A Nest Of Skunks did the job that no other play has done for me before. I cried. For the first time in live theatre, in the final moments of the play I had tears trickling down my face.
A Nest Of Skunks tackles the sometimes contentious subject of asylum seekers in an award winning play by James Balian and Roger Vickery. Balian is connected to the subject and developed the play from a short story by Vickery. It's a story that needed to be told.
"Our play began as a short story Roger wrote about a woman running a safe house for refugees, her relationship with two short term 'stayers' and a revelation that throws an unexpected light on their world. James developed a more complex structure, additional characters and a plausible socio-political setting. Then we subjected the script to 'cage fight love' - plot, motivations, directions clichés, whether to use the 'Oxford comma', every aspect was interrogated - until we arrived at the draft that won an award. And of course the rehearsal process has brought some deft variations from the director and the cast. The abiding theme has been to explore the dark and sometimes ferocious issue of displaced people, those who fear them and those who want to help, in a personalized and nuanced way."
The radio is on talk back. It immediately presents the subject of the play, A Nest Of Skunks, the political climate and the opinion of the media. Listening to the radio in an ordinary suburban kitchen we meet asylum seeker Stephen.
During the laboriously slow beginning we then meet Lily (Penelope Lee) when she enters her Spartan kitchen. During the play she peels carrots, an everyday task. Penelope Lee as the central core created a marvellously flat Spartan character - simple, frugal, austere. It's a comparison of which Lee, Balian and Vickery might approve. A couple of times during the play, Lily gives us a history and ethics lesson using Sparticus (the Trumbo movie). Lee's portrayal was superb in both its own right, and as a foil to the diversity of the other five cast members. At times, when pushed, she angers slightly, rising from her stoic posture, defending her beliefs and protecting those under her care.
In use of gesture and stage, and in his broken phrasing, Brendan Miles gave a sterling performance as Stephen, engaging and embracing emotionally. Yet something was niggling at me. I needed more accent. There were times when the moment was lost as his Aussie twang crept through. Perhaps it was just as well that he brought me back to theatre and performance and out of the moment, or it might have been more than a few tears staining my face.
As his daughter Sam, Aanisa Vylet provided an outstanding performance as the lost and dishevelled 20 year old, new to the country, hiding in the pantry.
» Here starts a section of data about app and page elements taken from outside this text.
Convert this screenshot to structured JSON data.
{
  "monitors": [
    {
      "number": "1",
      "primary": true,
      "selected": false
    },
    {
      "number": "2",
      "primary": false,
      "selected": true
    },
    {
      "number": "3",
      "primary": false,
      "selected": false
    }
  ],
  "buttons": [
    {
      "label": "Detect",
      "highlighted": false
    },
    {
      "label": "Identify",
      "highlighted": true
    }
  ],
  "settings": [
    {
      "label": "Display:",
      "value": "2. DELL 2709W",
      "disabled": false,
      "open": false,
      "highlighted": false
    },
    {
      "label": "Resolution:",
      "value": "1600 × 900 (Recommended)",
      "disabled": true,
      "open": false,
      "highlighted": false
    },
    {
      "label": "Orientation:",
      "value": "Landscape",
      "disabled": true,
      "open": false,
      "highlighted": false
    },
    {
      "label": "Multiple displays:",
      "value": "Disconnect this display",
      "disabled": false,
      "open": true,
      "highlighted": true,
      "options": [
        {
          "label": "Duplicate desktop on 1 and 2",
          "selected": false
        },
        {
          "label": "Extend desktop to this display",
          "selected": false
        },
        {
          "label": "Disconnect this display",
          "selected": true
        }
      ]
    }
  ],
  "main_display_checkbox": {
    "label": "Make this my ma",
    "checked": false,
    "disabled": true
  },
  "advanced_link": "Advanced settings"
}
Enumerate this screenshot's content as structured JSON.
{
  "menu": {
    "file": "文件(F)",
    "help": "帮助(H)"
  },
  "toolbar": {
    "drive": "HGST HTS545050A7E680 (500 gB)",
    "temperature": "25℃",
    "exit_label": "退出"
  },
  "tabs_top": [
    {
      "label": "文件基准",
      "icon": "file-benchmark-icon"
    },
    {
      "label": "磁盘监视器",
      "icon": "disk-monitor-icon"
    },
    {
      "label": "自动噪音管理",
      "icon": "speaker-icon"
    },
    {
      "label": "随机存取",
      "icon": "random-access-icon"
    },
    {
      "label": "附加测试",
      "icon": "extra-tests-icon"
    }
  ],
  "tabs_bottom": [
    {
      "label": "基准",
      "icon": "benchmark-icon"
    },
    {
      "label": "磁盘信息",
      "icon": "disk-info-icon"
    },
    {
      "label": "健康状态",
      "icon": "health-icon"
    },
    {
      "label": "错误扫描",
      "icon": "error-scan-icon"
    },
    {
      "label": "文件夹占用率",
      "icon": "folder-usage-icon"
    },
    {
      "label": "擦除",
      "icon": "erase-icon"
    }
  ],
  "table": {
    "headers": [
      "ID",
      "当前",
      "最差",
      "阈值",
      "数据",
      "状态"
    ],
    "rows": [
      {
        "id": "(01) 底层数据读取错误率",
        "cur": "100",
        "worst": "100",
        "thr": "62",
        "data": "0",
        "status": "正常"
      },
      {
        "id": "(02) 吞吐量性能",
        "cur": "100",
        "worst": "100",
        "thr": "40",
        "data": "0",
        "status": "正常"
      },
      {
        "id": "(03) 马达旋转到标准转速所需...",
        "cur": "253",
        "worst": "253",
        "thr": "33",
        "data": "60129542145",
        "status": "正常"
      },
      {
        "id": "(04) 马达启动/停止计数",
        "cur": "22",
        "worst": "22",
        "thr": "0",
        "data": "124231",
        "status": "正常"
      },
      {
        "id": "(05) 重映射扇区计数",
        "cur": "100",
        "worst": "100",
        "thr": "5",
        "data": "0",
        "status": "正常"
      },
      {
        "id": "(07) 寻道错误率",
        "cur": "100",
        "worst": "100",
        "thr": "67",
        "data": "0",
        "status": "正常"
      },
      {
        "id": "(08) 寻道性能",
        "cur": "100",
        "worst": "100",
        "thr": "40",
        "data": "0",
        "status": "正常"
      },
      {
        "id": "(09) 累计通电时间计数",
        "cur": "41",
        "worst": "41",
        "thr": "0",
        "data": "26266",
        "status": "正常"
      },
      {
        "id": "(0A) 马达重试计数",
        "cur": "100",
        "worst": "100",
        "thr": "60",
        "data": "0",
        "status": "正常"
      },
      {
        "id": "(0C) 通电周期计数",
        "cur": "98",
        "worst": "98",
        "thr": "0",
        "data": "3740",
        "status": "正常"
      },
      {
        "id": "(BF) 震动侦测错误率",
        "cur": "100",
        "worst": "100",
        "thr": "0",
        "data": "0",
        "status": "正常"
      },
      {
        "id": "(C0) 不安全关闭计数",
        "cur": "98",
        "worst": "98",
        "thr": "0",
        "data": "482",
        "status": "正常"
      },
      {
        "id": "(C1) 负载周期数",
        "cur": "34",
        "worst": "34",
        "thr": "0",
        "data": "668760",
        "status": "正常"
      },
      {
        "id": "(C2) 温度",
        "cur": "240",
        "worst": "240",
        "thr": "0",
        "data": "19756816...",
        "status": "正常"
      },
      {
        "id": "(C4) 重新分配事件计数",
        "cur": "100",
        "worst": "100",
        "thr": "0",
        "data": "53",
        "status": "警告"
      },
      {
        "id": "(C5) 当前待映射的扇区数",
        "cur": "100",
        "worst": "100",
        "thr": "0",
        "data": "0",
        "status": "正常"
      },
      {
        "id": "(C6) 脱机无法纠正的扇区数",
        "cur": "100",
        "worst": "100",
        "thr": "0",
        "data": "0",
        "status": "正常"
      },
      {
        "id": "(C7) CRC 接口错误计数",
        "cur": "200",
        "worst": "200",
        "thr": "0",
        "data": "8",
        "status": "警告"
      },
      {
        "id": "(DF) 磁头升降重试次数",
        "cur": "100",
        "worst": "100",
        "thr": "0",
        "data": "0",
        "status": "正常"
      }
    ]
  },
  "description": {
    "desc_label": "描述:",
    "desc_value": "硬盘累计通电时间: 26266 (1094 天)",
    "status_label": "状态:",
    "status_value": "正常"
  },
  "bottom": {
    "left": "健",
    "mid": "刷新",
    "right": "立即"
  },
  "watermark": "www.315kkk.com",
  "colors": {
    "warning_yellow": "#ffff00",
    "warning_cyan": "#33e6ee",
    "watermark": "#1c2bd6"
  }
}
Every aspect Vylet delivered, from her drowsy awakenings to violently trying to stay in the kitchen to her heart wrenching rendition of Waltzing Matilda, emphatically embraced the audience. Perhaps she is why I cried.
Balancing the argument for and against, Michael (Peter Condon) and Kristy (Amanda Maple-Brown) and Miriam (Jeannie Gee) all gave glowing portrayals of their characters. Although more smirk than smile from Kristy would have clinched the deal for me. Jeannie Gee as the neighbour was just perfect in helping us to understand how easy it is to believe what we are told.
The script conveying a few short hours, in a play of 70 minutes with no interval, slowly builds. In this device the playwrights also build interest and intrigue, before we are blown away with more than one twist of plot and fate.
A Nest Of Skunks is performing at The Depot Theatre Marrickville until August 13th.